[[ DATA EXTRACT open ]]
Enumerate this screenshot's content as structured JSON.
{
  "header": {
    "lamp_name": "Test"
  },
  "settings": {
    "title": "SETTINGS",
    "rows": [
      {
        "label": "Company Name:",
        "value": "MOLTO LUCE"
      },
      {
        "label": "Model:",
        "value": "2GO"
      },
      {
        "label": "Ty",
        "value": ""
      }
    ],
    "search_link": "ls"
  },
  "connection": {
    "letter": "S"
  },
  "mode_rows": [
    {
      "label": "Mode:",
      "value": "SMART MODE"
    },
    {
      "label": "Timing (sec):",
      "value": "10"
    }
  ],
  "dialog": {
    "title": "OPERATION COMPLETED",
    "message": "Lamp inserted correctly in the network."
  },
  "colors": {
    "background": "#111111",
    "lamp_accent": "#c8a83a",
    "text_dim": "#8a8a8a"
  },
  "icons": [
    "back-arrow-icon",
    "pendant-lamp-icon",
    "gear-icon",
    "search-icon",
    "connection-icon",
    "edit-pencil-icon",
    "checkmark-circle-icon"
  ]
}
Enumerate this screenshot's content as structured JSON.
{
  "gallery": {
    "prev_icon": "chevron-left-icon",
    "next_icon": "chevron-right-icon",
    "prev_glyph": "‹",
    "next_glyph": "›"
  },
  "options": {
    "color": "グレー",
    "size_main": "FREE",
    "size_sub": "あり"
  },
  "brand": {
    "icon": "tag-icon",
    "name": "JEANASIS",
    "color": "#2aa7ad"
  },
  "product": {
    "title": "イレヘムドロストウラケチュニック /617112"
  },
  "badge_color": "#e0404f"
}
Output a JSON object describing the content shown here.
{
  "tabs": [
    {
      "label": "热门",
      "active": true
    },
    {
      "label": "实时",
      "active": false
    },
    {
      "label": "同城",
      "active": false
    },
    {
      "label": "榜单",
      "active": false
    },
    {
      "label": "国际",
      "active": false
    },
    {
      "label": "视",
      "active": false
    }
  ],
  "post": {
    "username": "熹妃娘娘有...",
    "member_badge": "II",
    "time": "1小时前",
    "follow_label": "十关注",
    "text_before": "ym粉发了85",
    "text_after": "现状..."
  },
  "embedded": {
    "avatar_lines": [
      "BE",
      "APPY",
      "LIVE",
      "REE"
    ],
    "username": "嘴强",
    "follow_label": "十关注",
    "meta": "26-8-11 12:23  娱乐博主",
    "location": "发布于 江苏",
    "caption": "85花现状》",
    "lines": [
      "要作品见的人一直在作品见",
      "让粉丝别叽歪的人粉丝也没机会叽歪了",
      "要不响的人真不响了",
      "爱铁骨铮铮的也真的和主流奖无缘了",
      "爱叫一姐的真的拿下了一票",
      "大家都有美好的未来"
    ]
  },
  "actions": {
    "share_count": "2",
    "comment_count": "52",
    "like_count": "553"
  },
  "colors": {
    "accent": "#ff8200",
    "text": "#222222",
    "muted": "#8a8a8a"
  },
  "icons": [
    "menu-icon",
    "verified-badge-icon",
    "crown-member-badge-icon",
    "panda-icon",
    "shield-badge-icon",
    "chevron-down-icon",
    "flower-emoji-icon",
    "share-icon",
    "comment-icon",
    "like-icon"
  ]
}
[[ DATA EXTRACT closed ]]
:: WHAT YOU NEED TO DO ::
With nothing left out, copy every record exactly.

:: SOLUTION FOR THIS EXERCISE ::
Enumerate this screenshot's content as structured JSON.
{
  "header": {
    "lamp_name": "Test"
  },
  "settings": {
    "title": "SETTINGS",
    "rows": [
      {
        "label": "Company Name:",
        "value": "MOLTO LUCE"
      },
      {
        "label": "Model:",
        "value": "2GO"
      },
      {
        "label": "Ty",
        "value": ""
      }
    ],
    "search_link": "ls"
  },
  "connection": {
    "letter": "S"
  },
  "mode_rows": [
    {
      "label": "Mode:",
      "value": "SMART MODE"
    },
    {
      "label": "Timing (sec):",
      "value": "10"
    }
  ],
  "dialog": {
    "title": "OPERATION COMPLETED",
    "message": "Lamp inserted correctly in the network."
  },
  "colors": {
    "background": "#111111",
    "lamp_accent": "#c8a83a",
    "text_dim": "#8a8a8a"
  },
  "icons": [
    "back-arrow-icon",
    "pendant-lamp-icon",
    "gear-icon",
    "search-icon",
    "connection-icon",
    "edit-pencil-icon",
    "checkmark-circle-icon"
  ]
}
Enumerate this screenshot's content as structured JSON.
{
  "gallery": {
    "prev_icon": "chevron-left-icon",
    "next_icon": "chevron-right-icon",
    "prev_glyph": "‹",
    "next_glyph": "›"
  },
  "options": {
    "color": "グレー",
    "size_main": "FREE",
    "size_sub": "あり"
  },
  "brand": {
    "icon": "tag-icon",
    "name": "JEANASIS",
    "color": "#2aa7ad"
  },
  "product": {
    "title": "イレヘムドロストウラケチュニック /617112"
  },
  "badge_color": "#e0404f"
}
Output a JSON object describing the content shown here.
{
  "tabs": [
    {
      "label": "热门",
      "active": true
    },
    {
      "label": "实时",
      "active": false
    },
    {
      "label": "同城",
      "active": false
    },
    {
      "label": "榜单",
      "active": false
    },
    {
      "label": "国际",
      "active": false
    },
    {
      "label": "视",
      "active": false
    }
  ],
  "post": {
    "username": "熹妃娘娘有...",
    "member_badge": "II",
    "time": "1小时前",
    "follow_label": "十关注",
    "text_before": "ym粉发了85",
    "text_after": "现状..."
  },
  "embedded": {
    "avatar_lines": [
      "BE",
      "APPY",
      "LIVE",
      "REE"
    ],
    "username": "嘴强",
    "follow_label": "十关注",
    "meta": "26-8-11 12:23  娱乐博主",
    "location": "发布于 江苏",
    "caption": "85花现状》",
    "lines": [
      "要作品见的人一直在作品见",
      "让粉丝别叽歪的人粉丝也没机会叽歪了",
      "要不响的人真不响了",
      "爱铁骨铮铮的也真的和主流奖无缘了",
      "爱叫一姐的真的拿下了一票",
      "大家都有美好的未来"
    ]
  },
  "actions": {
    "share_count": "2",
    "comment_count": "52",
    "like_count": "553"
  },
  "colors": {
    "accent": "#ff8200",
    "text": "#222222",
    "muted": "#8a8a8a"
  },
  "icons": [
    "menu-icon",
    "verified-badge-icon",
    "crown-member-badge-icon",
    "panda-icon",
    "shield-badge-icon",
    "chevron-down-icon",
    "flower-emoji-icon",
    "share-icon",
    "comment-icon",
    "like-icon"
  ]
}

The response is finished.